Summer fishing techniques vary depending on how long and hot the summer is.

In cool summers, Aurora Trout can be found in shallow water, but if the summer is hot, they will go deep and stay there until the water cools to below 68°F/20°C.

In the north, temperature rarely stay warm for extended periods of time and the nights are usually quite cool. However, some summers in recent years have seen temperatures reach well into the 90s°F/lower 30s°C.

Deep Water Fishing Tips

When the water is warm, the Aurora Trout can only be found in the shallows feeding on schools of bait fish. However, this does not mean that they are willing to chase a single lure into shallow water. Fish where the schools of fish are for best results.

When fishing for Aurora Trout in deep water, trolling and casting techniques are best. Simple minnows work best, but don’t go small and avoid the really large minnows. Too small and you will just end up catching small fish and too large and they will ignore the presentation all together.

While the largest Aurora Trout ever caught weighed in at over 6 pounds, the average size caught is about two to three pounds.

Due to their endangered status, be sure to check with the provincial and federal fisheries and wildlife as some lakes have moratoriums that can change from year to year. Kirkland Lake is a long way to go to find out you can’t fish for Aurora Trout.

Summer Tackle Tips

Medium to light tackle is recommended with nothing more than 8 pound monofilament line and avoid large lures unless you are trying to catch Walleye or Northern Pike.

Casting with live bait using worms, grasshoppers and may flies is effective when they are in shallow water, but minnow lures work best when trolling of them in deep water.

Rigging Tips

When fishing for them in rivers and streams, put a trout float on your line about 90 percent down from the hook. Every six inches, place a light weight on the line. The sinkers control the way the bait floats down stream so use the smallest ones possible.

When a fish hits the line, the float reacts immediately and by keeping your bait just off bottom, it is best placed o catch Brook Trout if they are in the area.

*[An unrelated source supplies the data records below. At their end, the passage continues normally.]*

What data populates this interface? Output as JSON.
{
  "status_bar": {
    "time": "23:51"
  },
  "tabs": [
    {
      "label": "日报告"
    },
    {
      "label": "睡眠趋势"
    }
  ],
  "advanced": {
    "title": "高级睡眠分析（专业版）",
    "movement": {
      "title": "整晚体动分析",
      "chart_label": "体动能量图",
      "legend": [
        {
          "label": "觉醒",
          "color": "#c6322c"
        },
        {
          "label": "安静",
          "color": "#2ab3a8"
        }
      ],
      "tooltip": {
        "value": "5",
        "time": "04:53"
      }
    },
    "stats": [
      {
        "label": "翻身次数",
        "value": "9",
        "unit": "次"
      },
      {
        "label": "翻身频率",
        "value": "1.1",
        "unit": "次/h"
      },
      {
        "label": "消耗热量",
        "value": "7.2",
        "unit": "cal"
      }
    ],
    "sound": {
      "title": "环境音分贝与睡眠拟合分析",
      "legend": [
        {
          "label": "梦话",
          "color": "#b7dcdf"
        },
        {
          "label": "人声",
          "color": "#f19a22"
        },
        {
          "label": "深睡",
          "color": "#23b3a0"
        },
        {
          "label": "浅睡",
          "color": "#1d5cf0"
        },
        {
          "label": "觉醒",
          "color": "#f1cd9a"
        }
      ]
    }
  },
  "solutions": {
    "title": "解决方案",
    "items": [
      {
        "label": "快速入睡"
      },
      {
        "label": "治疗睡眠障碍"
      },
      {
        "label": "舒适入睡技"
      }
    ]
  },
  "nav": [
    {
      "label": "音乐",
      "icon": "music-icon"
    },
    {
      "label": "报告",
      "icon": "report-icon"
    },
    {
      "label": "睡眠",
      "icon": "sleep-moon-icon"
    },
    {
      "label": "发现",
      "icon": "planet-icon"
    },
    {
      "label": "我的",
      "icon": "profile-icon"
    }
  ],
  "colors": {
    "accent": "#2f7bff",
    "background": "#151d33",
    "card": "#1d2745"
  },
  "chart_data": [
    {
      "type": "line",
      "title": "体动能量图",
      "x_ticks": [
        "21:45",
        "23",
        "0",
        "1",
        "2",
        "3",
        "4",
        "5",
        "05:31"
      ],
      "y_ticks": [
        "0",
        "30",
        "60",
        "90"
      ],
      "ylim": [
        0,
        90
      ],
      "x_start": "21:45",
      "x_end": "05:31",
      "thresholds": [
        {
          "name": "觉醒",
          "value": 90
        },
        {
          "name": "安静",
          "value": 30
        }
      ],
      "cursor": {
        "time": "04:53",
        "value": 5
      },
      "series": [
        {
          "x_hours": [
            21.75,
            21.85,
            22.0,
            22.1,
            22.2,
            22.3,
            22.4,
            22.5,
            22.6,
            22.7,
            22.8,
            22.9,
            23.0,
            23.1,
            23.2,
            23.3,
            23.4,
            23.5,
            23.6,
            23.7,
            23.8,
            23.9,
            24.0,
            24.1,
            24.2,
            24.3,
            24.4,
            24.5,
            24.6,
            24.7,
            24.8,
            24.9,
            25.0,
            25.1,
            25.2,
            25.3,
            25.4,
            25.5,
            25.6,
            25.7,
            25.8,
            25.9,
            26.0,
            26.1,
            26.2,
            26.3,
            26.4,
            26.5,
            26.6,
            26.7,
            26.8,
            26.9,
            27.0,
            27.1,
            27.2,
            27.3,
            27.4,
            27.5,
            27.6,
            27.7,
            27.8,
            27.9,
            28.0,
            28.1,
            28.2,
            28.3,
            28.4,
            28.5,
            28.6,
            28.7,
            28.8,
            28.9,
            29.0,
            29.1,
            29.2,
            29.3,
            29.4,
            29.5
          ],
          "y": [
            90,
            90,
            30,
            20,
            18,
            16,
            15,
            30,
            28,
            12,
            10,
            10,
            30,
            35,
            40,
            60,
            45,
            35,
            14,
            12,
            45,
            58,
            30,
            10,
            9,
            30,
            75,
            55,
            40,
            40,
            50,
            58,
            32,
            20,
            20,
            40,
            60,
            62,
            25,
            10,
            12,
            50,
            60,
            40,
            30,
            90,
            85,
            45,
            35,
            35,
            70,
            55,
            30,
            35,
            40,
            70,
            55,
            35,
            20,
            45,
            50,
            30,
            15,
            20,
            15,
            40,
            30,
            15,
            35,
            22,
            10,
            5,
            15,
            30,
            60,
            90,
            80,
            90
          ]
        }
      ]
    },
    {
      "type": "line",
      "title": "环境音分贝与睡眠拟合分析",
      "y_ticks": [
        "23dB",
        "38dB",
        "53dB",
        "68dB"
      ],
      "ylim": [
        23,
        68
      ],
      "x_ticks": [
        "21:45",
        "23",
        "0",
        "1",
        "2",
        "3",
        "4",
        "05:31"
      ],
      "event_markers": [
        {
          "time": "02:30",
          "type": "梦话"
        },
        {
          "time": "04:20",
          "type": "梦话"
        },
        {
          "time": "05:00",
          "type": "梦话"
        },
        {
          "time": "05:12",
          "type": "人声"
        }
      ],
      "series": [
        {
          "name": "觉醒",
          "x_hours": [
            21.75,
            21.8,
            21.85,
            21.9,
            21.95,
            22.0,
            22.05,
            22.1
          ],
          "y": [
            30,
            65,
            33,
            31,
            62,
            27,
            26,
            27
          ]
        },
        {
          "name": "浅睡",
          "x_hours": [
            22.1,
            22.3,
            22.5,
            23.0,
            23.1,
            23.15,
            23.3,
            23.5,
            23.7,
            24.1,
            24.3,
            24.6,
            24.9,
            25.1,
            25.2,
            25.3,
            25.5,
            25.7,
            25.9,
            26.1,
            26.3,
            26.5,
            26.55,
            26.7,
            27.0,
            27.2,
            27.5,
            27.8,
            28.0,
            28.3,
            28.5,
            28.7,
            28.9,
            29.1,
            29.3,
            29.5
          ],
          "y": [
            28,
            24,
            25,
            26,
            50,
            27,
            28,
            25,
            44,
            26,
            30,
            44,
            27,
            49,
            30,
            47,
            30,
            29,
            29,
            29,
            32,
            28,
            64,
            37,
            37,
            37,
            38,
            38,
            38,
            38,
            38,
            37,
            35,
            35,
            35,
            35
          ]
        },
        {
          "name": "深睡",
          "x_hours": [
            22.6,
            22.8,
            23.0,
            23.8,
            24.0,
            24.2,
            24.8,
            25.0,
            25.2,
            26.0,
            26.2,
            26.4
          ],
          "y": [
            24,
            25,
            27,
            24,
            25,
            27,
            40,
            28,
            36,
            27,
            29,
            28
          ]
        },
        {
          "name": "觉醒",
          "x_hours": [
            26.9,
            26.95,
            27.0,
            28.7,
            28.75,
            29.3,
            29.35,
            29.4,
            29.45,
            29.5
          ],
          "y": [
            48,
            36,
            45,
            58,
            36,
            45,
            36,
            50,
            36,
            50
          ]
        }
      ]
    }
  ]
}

If you do not get any action after about 15 minutes, move on to a different part of the river.